This week the world marked 100 years since the birth of Roald Dahl. He has been one of my favourite authors since I was very young, and I would highly recommend his autobiographies if you haven’t yet read them.

cookiesThis week’s interesting word is one that is famously associated with Dahl. And it has relevance for me because it is my birthday soon and my sister always treats me to an afternoon tea that can only be described as scrumdiddlyumptious.

Scrumdiddlyumptious means ‘delicious’ or ‘extremely tasty’. It can also be used to describe an attractive person.

I had always assumed that scrumdiddlyumptious was coined by Dahl, but it actually originated as US slang in the 1940s. It is a humorous alteration of scrumptious (of which there were many but not all made it into widespread usage). The OED has the first recorded usage as in 1942, but this is the usage most Roald Dahl fans will be familiar with:

“Every human bean is diddly and different. Some is scrumdiddlyumptious and some is uckyslush.”

– Roald Dahl, The BFG, 1982

Roald Dahl was a magnificent human bean, and his books helped to shape who I am today. I will always delight in reading his stories, and I know I am not alone in that.


Sources:

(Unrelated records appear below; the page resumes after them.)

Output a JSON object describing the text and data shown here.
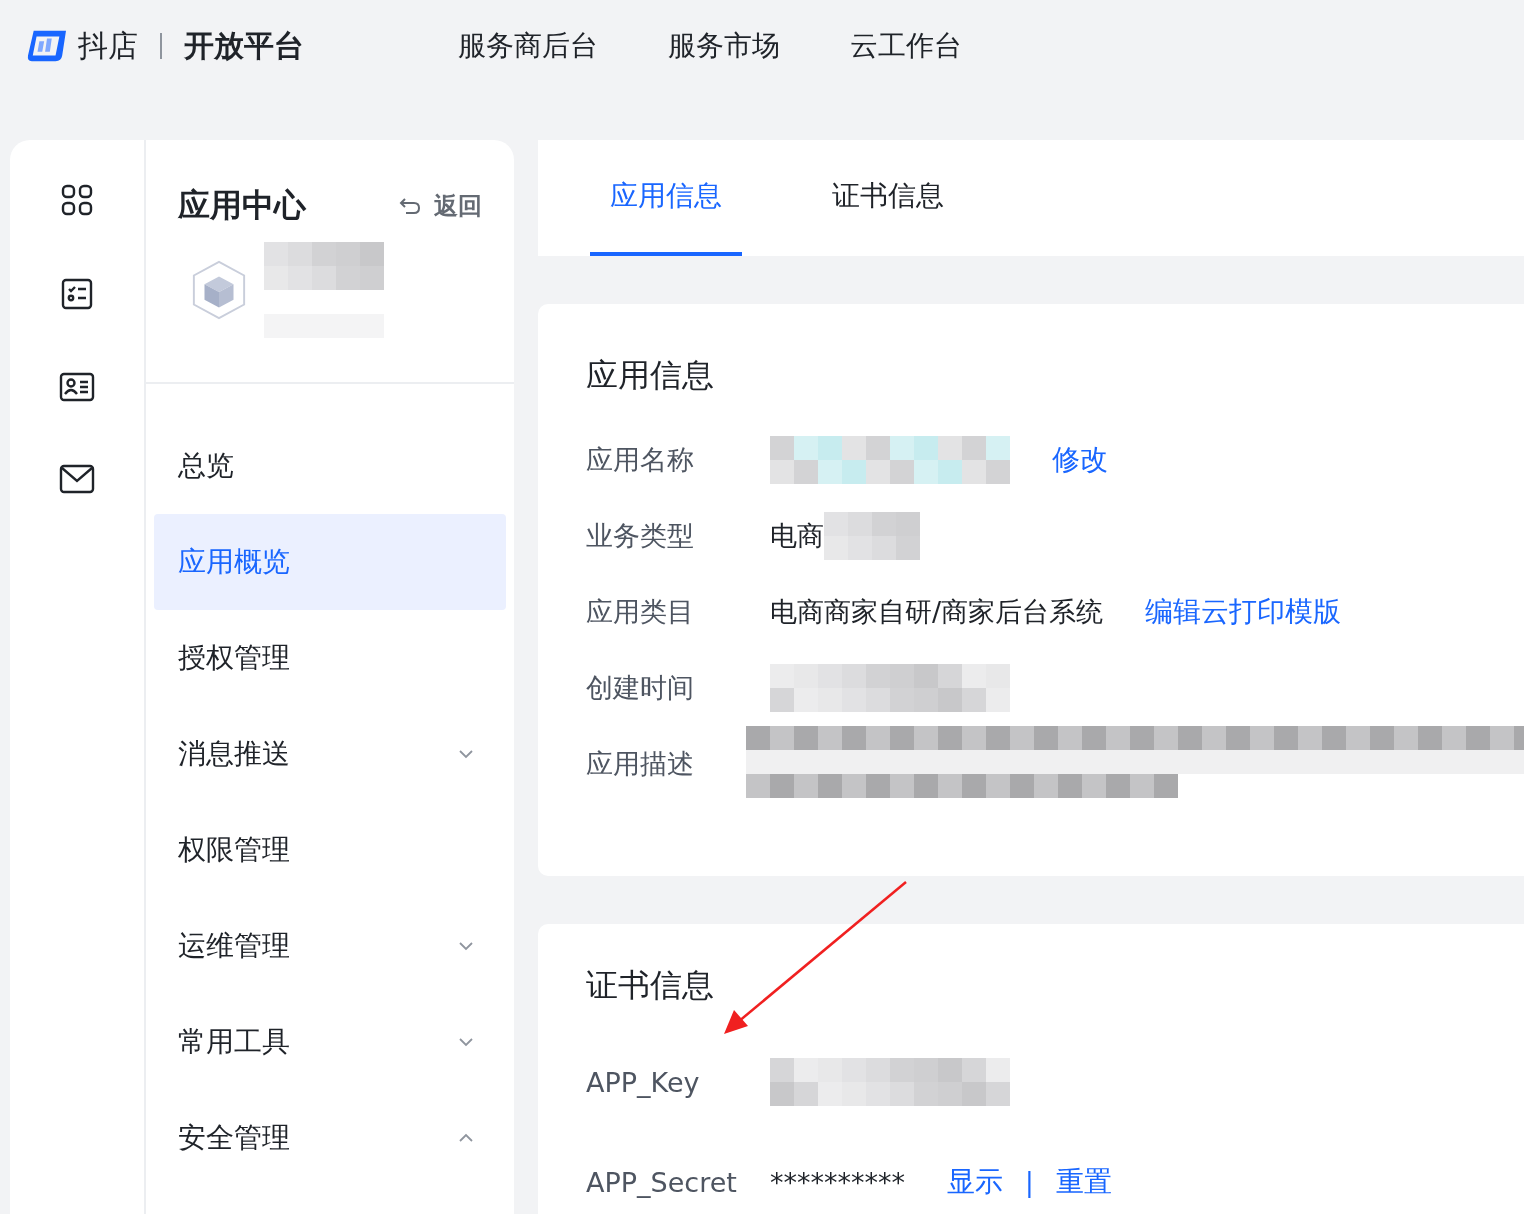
{
  "header": {
    "brand": "抖店",
    "platform": "开放平台",
    "nav": [
      {
        "label": "服务商后台"
      },
      {
        "label": "服务市场"
      },
      {
        "label": "云工作台"
      }
    ]
  },
  "rail": {
    "icons": [
      {
        "kind": "grid"
      },
      {
        "kind": "checklist"
      },
      {
        "kind": "contact"
      },
      {
        "kind": "mail"
      }
    ]
  },
  "sidebar": {
    "title": "应用中心",
    "back": "返回",
    "app": {
      "redacted": true
    },
    "items": [
      {
        "label": "总览",
        "kind": "link",
        "selected": false
      },
      {
        "label": "应用概览",
        "kind": "link",
        "selected": true
      },
      {
        "label": "授权管理",
        "kind": "link",
        "selected": false
      },
      {
        "label": "消息推送",
        "kind": "group",
        "selected": false,
        "expanded": false
      },
      {
        "label": "权限管理",
        "kind": "link",
        "selected": false
      },
      {
        "label": "运维管理",
        "kind": "group",
        "selected": false,
        "expanded": false
      },
      {
        "label": "常用工具",
        "kind": "group",
        "selected": false,
        "expanded": false
      },
      {
        "label": "安全管理",
        "kind": "group",
        "selected": false,
        "expanded": true
      }
    ]
  },
  "tabs": [
    {
      "label": "应用信息",
      "selected": true
    },
    {
      "label": "证书信息",
      "selected": false
    }
  ],
  "app_info": {
    "title": "应用信息",
    "rows": [
      {
        "label": "应用名称",
        "kind": "line",
        "redacted": true,
        "actions": [
          {
            "label": "修改"
          }
        ]
      },
      {
        "label": "业务类型",
        "kind": "line",
        "value": "电商",
        "redacted": true
      },
      {
        "label": "应用类目",
        "kind": "line",
        "value": "电商商家自研/商家后台系统",
        "redacted": false,
        "actions": [
          {
            "label": "编辑云打印模版"
          }
        ]
      },
      {
        "label": "创建时间",
        "kind": "line",
        "redacted": true
      },
      {
        "label": "应用描述",
        "kind": "paragraph",
        "redacted": true
      }
    ]
  },
  "cert_info": {
    "title": "证书信息",
    "rows": [
      {
        "label": "APP_Key",
        "redacted": true
      },
      {
        "label": "APP_Secret",
        "value": "**********",
        "redacted": false,
        "actions": [
          {
            "label": "显示"
          },
          {
            "label": "重置"
          }
        ],
        "separator": "|"
      }
    ]
  },
  "annotation": {
    "kind": "arrow"
  }
}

  • Oxford Dictionaries Online
  • Oxford English Dictionary Online
  • Shutterstock (image)

Porraceous

LeeksThis week’s interesting word is porraceous. I will buy an imaginary drink for anyone who knows what it means without looking it up – and a bonus imaginary packet of crisps if you have used it in everyday conversation.

Porraceous means ‘resembling a leek’. It is typically used to mean that something is leek-green in colour. (In many cases the something is vomit.)

It is early 17th century in origin, and stems from the Latin word porrāceus (itself from porrum meaning ‘leek’ and āceus meaning ‘of the nature of’).

“Martians, according to general sci-fi ethnobotany, are always small, hydrocephalic, intelligent, and seem a sort of porraceous green.”

– Alexander Theroux, The Secondary Colors, 1996

Isn’t the English language brilliant?


Sources:

  • Oxford Dictionaries Online
  • Oxford English Dictionary Online